Urban commons offer vital havens of greenery in our towns and cities but we can’t afford to take them for granted if they are to be safeguarded for future generations…
URBAN commons are some of the largest and most iconic green spaces in towns and cities across the UK. The London commons spring to mind, including Hampstead Heath and Wimbledon Common, but many UK cities have comparable commons that are just as highly valued, such as Town Moor in Newcastle, Mousehold Heath in Norwich, or Clifton and Durdham Downs in Bristol. These wide expanses of parklands or moors are treasured places for city-dwellers, offering space to exercise, socialise and play outdoors.
Urban commons are vital for culture, health, well-being and biodiversity. Ample scientific research has demonstrated the physical and mental health benefits of having access to nature. Indeed, it’s been estimated that providing fair access to good quality green space for every household could reduce government spending on health care by £2.1 billion per year.
The historical associations of the commons also shape a sense of place and identity for local communities. For example, the Town Moor in Newcastle was the scene of large Chartist rallies in the 19th century, aimed at getting the vote for working-class men – as were other urban commons across England. And Mousehold Heath in Norwich is closely associated with Kett’s Rebellion in 1549, against the enclosure of common land by landowners in East Anglia.
Despite these evident benefits, urban green space is under threat in an age of austerity. Selling off green space in urban areas can be a quick fix for local authorities with stretched budgets, as they struggle to maintain frontline community services. In 2018, charity Locality published research showing that, on average, 4,131 public buildings and parks are currently being sold off each year by cash-strapped councils.
There is also constant pressure on legally protected green space, with regular applications to de-register village greens and areas of common land for development. A recent example is Yateley common in Hampshire, part of which was de-registered following a planning inspector’s decision in 2019 to allow an extension of facilities at Blackbushe Airport.
Are they really common?
Urban green space comes in a variety of forms – urban commons, village greens, parks and community gardens. The term “common” evokes ideas of community ownership, control and use: “Hands off our common” is a frequent battle cry when these green spaces are threatened by development.

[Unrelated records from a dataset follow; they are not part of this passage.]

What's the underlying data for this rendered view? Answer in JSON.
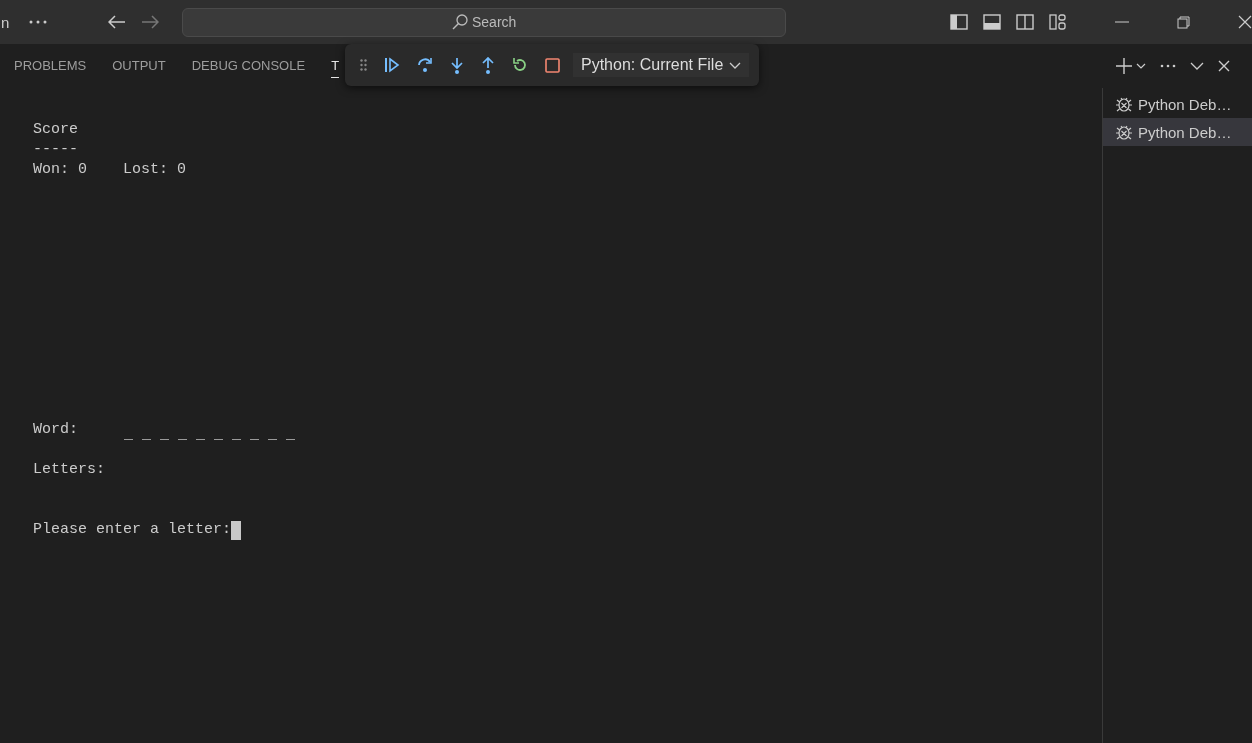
{
  "title_bar": {
    "menu_fragment": "n",
    "search": {
      "label": "Search"
    }
  },
  "panel": {
    "tabs": [
      {
        "label": "PROBLEMS",
        "selected": false
      },
      {
        "label": "OUTPUT",
        "selected": false
      },
      {
        "label": "DEBUG CONSOLE",
        "selected": false
      },
      {
        "label": "T",
        "selected": true
      }
    ]
  },
  "debug_toolbar": {
    "configuration": "Python: Current File"
  },
  "terminal": {
    "score_title": "Score",
    "score_rule": "-----",
    "score_line": "Won: 0    Lost: 0",
    "word_label": "Word:",
    "word_value": "_ _ _ _ _ _ _ _ _ _",
    "letters_label": "Letters:",
    "prompt": "Please enter a letter:"
  },
  "terminals": [
    {
      "label": "Python Deb…",
      "selected": false
    },
    {
      "label": "Python Deb…",
      "selected": true
    }
  ]
}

But many commons don’t belong to the people at all. Most urban commons are not community-owned assets – in fact, they have many have different legal identities, and varying degrees of legal protection and security. Some are registered as common land and protected by law. Others have no legal protection, other than that given by the planning system – for example, if they are designated as parklands, allotments or conservation areas.

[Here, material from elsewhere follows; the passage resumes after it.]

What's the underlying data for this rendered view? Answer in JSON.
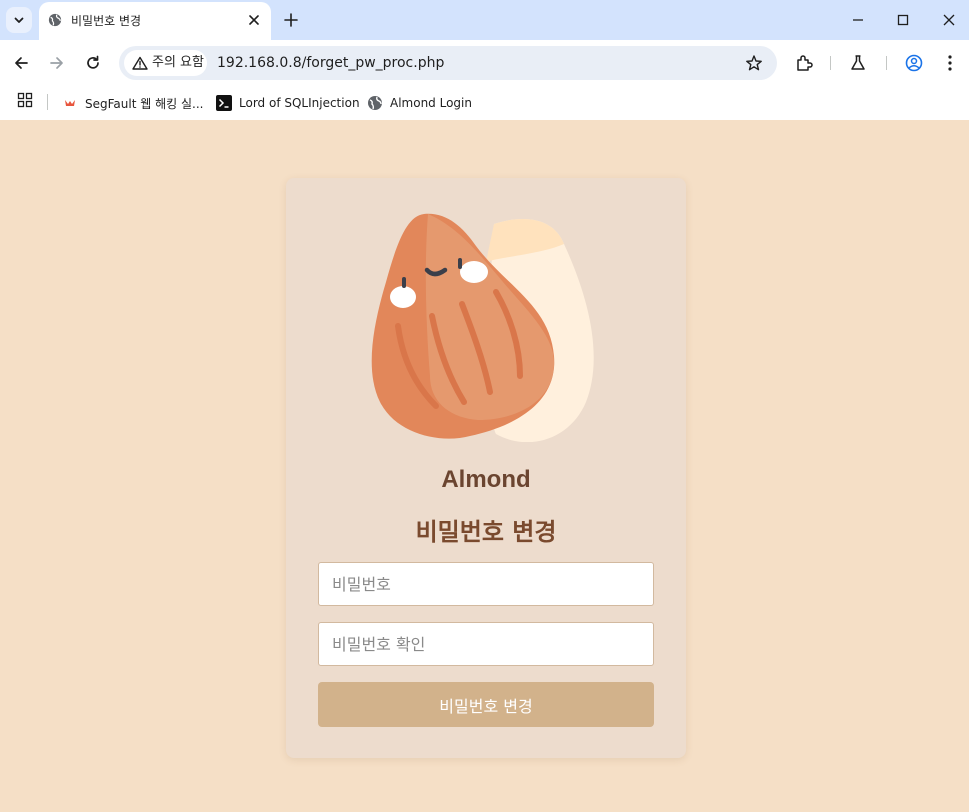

The result is that a mixed bag of legal protections and status applies to land that looks very similar and performs similar functions as recreational green space in UK towns and cities. For example, Epping Forest in London and Town Moor in Newcastle are protected by their very own parliamentary acts. Clifton Down in Bristol is a “traditional” common, registered under legislation that guarantees its status as common land. Other urban commons have much less secure legal protection – and could be more easily lost to development.

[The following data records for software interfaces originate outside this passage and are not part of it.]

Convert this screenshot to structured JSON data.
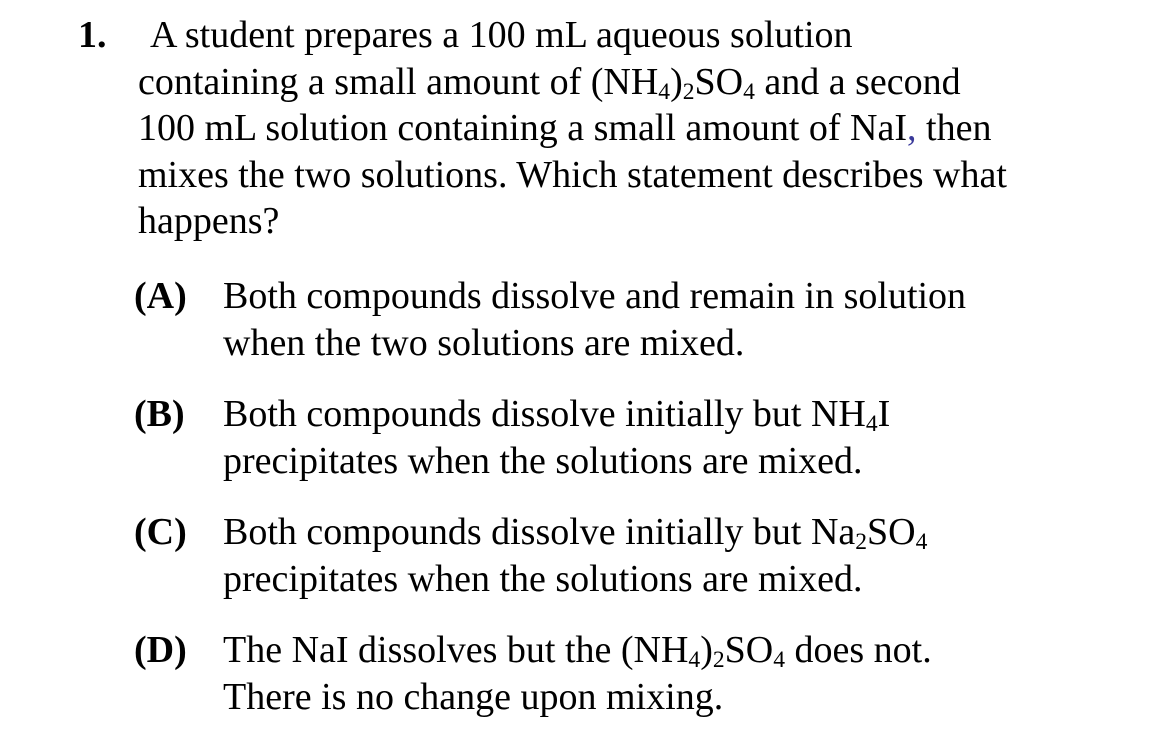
{
  "question": {
    "number": "1.",
    "stem": {
      "line1": "A student prepares a 100 mL aqueous solution",
      "line2_pre": "containing a small amount of (NH",
      "line2_sub1": "4",
      "line2_mid1": ")",
      "line2_sub2": "2",
      "line2_mid2": "SO",
      "line2_sub3": "4",
      "line2_post": " and a second",
      "line3_pre": "100 mL solution containing a small amount of NaI",
      "line3_comma": ",",
      "line3_post": " then",
      "line4": "mixes the two solutions. Which statement describes what",
      "line5": "happens?"
    }
  },
  "choices": {
    "a": {
      "letter": "(A)",
      "line1": "Both compounds dissolve and remain in solution",
      "line2": "when the two solutions are mixed."
    },
    "b": {
      "letter": "(B)",
      "line1_pre": "Both compounds dissolve initially but NH",
      "line1_sub": "4",
      "line1_post": "I",
      "line2": "precipitates when the solutions are mixed."
    },
    "c": {
      "letter": "(C)",
      "line1_pre": "Both compounds dissolve initially but Na",
      "line1_sub1": "2",
      "line1_mid": "SO",
      "line1_sub2": "4",
      "line2": "precipitates when the solutions are mixed."
    },
    "d": {
      "letter": "(D)",
      "line1_pre": "The NaI dissolves but the (NH",
      "line1_sub1": "4",
      "line1_mid1": ")",
      "line1_sub2": "2",
      "line1_mid2": "SO",
      "line1_sub3": "4",
      "line1_post": " does not.",
      "line2": "There is no change upon mixing."
    }
  },
  "colors": {
    "text": "#000000",
    "comma_accent": "#3a3a9a",
    "background": "#ffffff"
  }
}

Guarding green spaces
There are several routes for securing greater legal protection for urban green space. One is to get it registered as a town or village green, under the Commons Act 2006. Land can be registered as a town or village green where a significant number of inhabitants in the local area have been using the land for “lawful sports and pastimes” – which might include dog walking, playing with children, blackberry picking and other forms of informal recreation – for at least 20 years.
If a landowner wants to voluntarily dedicate their land as public green space for the future, they can do so relatively easily, by a deed of dedication. Land registered as a town or village green will be protected from development indefinitely, unless it’s de-registered, which is a complex process.
“True” urban commons – those that have the legal status and protection of common land – are extremely precious community assets. Getting green space registered as common land is different to registering a town or village green – English law recognises several rights of common, most of which are based in ancient and customary land use rights.
The most suitable way for establishing a new common today is the ancient right of estovers, which gives neighbouring households the right to take natural produce such as fruit or berries, or fallen timber, from the land. When a landowner grants estovers, it means the land can be registered as a common, by law. And once registered as such, public access is guaranteed, as all common land is subject to the “right to roam”.
The main benefit of this approach is that it creates private property rights for members of the local community (the neighbouring households), which not only secures public access to the land, but also gives the local community a sense of ownership. Registration as a town or village green, while hugely beneficial, does not give property rights to members of the community.
Green space can also be protected through the planning system – through the local development plan, for example, or by designation as a conservation area. But this can be changed when new development proposals are considered.
It’s vital for communities to be able to champion their urban commons. That’s why a group of us at Newcastle University are leading a three-year interdisciplinary project to investigate how these valuable green spaces can be protected. It will explore the complex legal and cultural identity of the UK’s many urban commons, and develop new strategies to shape their future use in towns and cities.
The UK’s surviving urban commons are precious green spaces, but the laws that protect them are confusing, complicated and in some cases outdated. We also need to use the existing law creatively, to create and protect urban green space by getting it registered as town or village greens, or as commons. There is much work to be done by researchers, politicians and also the public themselves, to safeguard these spaces for the future.